Lose control to gain knowledge: participatory design
Monday, 8 November 2021
What does it feel like to hand over control and do participatory design research with the same participants for over two years? PhD student Peter Glick talks about his experience creating My Care Budget, a wiki to help people manage their Personal Health Budget (PHB) or care budget.
Participatory Design. Co-production. Co-design.
‘Go to’ words for research these days. They can be used to label a wide range of interactions, perhaps to describe a workshop where the participants participate, leave, never to be called on again. So how about when your participants continue to be involved with your research for over two years? When your participants decide when the next meeting should be and who should be invited? When your participants suggest an intervention and they then design, test, and promote it?
Welcome to www.mycarebudget.org. A wiki conceived, designed, structured and populated by the participants as part of my PhD project. It contains over 75 essential documents for running a care budget, especially those that are used to employ Personal Assistants or carers.
What is a Personal Health Budget?
A Personal Health Budget (PHB) or care budget allows people to manage their healthcare and support such as treatments, equipment and personal care. This means for example employing their own carers and personal assistants. However, for many people once they are given the budget, they don’t receive any guidance on how to spend it. They are left with the responsibility of employing people, writing staff contracts, and practically running a business. This can be a daunting task.
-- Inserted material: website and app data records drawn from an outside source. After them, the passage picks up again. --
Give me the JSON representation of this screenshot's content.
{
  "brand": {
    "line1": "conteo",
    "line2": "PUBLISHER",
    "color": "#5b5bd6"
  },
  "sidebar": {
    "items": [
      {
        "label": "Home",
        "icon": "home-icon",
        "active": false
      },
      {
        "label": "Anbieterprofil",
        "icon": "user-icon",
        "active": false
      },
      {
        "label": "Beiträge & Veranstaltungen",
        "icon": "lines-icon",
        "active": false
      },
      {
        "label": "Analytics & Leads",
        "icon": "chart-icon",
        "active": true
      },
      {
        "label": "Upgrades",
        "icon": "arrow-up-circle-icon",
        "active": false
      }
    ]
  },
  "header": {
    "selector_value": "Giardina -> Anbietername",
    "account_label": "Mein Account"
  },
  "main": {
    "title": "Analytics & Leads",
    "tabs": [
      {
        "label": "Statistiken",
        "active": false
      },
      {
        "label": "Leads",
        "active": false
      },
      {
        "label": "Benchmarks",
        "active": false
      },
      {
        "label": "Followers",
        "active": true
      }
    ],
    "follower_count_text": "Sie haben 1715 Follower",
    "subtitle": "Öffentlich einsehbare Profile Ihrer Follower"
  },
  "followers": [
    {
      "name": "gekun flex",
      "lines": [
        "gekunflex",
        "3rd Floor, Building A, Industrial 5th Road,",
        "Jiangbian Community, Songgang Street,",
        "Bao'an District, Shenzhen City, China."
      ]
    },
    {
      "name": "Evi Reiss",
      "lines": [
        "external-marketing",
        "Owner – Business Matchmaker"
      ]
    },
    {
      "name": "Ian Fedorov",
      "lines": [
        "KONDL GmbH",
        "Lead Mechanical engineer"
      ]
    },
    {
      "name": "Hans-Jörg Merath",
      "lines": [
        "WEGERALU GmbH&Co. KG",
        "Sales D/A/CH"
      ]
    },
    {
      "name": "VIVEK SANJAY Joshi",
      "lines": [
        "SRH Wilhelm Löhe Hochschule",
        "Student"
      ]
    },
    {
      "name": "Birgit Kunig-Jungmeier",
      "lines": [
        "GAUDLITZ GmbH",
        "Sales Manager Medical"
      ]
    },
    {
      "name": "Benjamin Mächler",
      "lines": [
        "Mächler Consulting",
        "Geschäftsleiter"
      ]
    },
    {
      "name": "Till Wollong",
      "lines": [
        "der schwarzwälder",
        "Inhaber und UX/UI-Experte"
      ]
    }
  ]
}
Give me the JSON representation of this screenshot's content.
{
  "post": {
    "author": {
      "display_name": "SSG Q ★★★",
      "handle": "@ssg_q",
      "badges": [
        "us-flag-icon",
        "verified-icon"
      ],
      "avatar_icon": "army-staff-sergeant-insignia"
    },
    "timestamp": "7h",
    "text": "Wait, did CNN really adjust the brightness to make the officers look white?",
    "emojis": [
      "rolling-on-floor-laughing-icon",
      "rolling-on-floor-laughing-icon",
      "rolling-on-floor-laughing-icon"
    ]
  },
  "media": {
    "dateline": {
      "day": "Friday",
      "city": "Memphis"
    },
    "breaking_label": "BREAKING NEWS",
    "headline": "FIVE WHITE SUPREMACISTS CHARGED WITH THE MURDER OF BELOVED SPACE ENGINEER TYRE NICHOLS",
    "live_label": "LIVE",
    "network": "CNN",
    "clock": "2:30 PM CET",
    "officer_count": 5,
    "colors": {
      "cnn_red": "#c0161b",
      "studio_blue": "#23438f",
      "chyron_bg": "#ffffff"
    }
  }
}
As described by one of the participants, My Care Budget is an “online peer support community platform that enables PHB users to share useful policies, documents and templates that have helped them manage their PHB for the benefit of other PHB users.” Launched in September 2021, it has over a thousand active users after just 6 weeks, predominantly in the UK but also Europe, US and Australia.
Playing a key role in the research
So how did the project’s participants come to play such a key role? Well one reason is they had a vested interest in the project. They were not passing through the research, instead, they were passionate about how it could help them to virtually mentor those newcomers to a life of care. They are not interested in my research per se, but are avid for its outcomes. I also see my role in this research as an active facilitator, in that I support and engineer the project and its engagements, I code, I project manage. I also prompt, cajole and act when I feel it’s time to act. I endeavour to be sensitive around the participants’ lives of 24/7 care, their priorities and to treat them as individuals - they might not have time to write the content for webpages, and they may have little interest in learning how to build a wiki, but they do want to help others.
Handing over control of my research
However. . . handing over control of ‘my’ research can be hard. After all, I’m the one putting in all the months of organising and writing, I know where I want the research to aim at. Allowing the project’s participants to dictate otherwise generated mixed emotions. For example, one meeting with the citizen participants and their healthcare authorities was especially key to me, as I saw it being an opportunity to hear the antagonism on both sides being vented, but the participants were adamant that I was not to seek consent from their authorities’ as “…if they knew we were taking notes and analysing what they were saying they would not say anything”. Of course, they were correct. Yes, I felt I lost valuable data, but the participants had experience of recording meetings and the authorities walking away when they found out.
In another example, I wanted the wiki to be completely open, so no one needed to register to download its content. The majority of the project’s participants disagreed, saying that it would devalue the content, so I created a registration process. Through handing control of the wiki to the participants, they gained a sense of ownership, as they could see their suggestions being incorporated into its design. Once launched, they were quick to spread the word about it, posting blogs that discussed it, wrote tweets about it, talked about it in meetings with their healthcare authorities.
So yes, I lost control with aspects of my research by handing it over to the participants, but I gained knowledge from them. They had experienced this domain of research in ways I never had and never would. I found myself trusting their views, the research turning in directions that I would not have planned by myself.
Addressing changes that matter
I’m hardly alone with this stance. Eminent authors such as Bødker & Kyng lament Participatory Design being used as a tool that begins and ends its deployment within a project (Bødker & Kyng, 2018), lacking consideration for sustainment of relationships after the research closes. They see its focus turned to the design process and the participation itself, rather than its original democratic consideration for the learning and empowerment of the worker/user.
The authors argue that Participatory Design “that matters should address changes that matter”, with the researchers as activists “working for a vision that they believe in, a vision of great importance to them, and of great importance to their partners”. This extends to their further concerns that Participatory Design is turning its back on groups immersed in conflict and tensions, resulting in a focus on outcomes formed out of co-creation, not a focus that “exposes differences and profound conflict”.
I’m with the authors on this. I have made a personal commitment to continue to offer the research’s artefacts such as www.mycarebudget.org past the end of the research. Hearing the participants’ stories of their struggles with authorities can be distressing, but it affirms that aspect of my own personal life and continues to drive me forward to make positive change, no matter how small, where I can.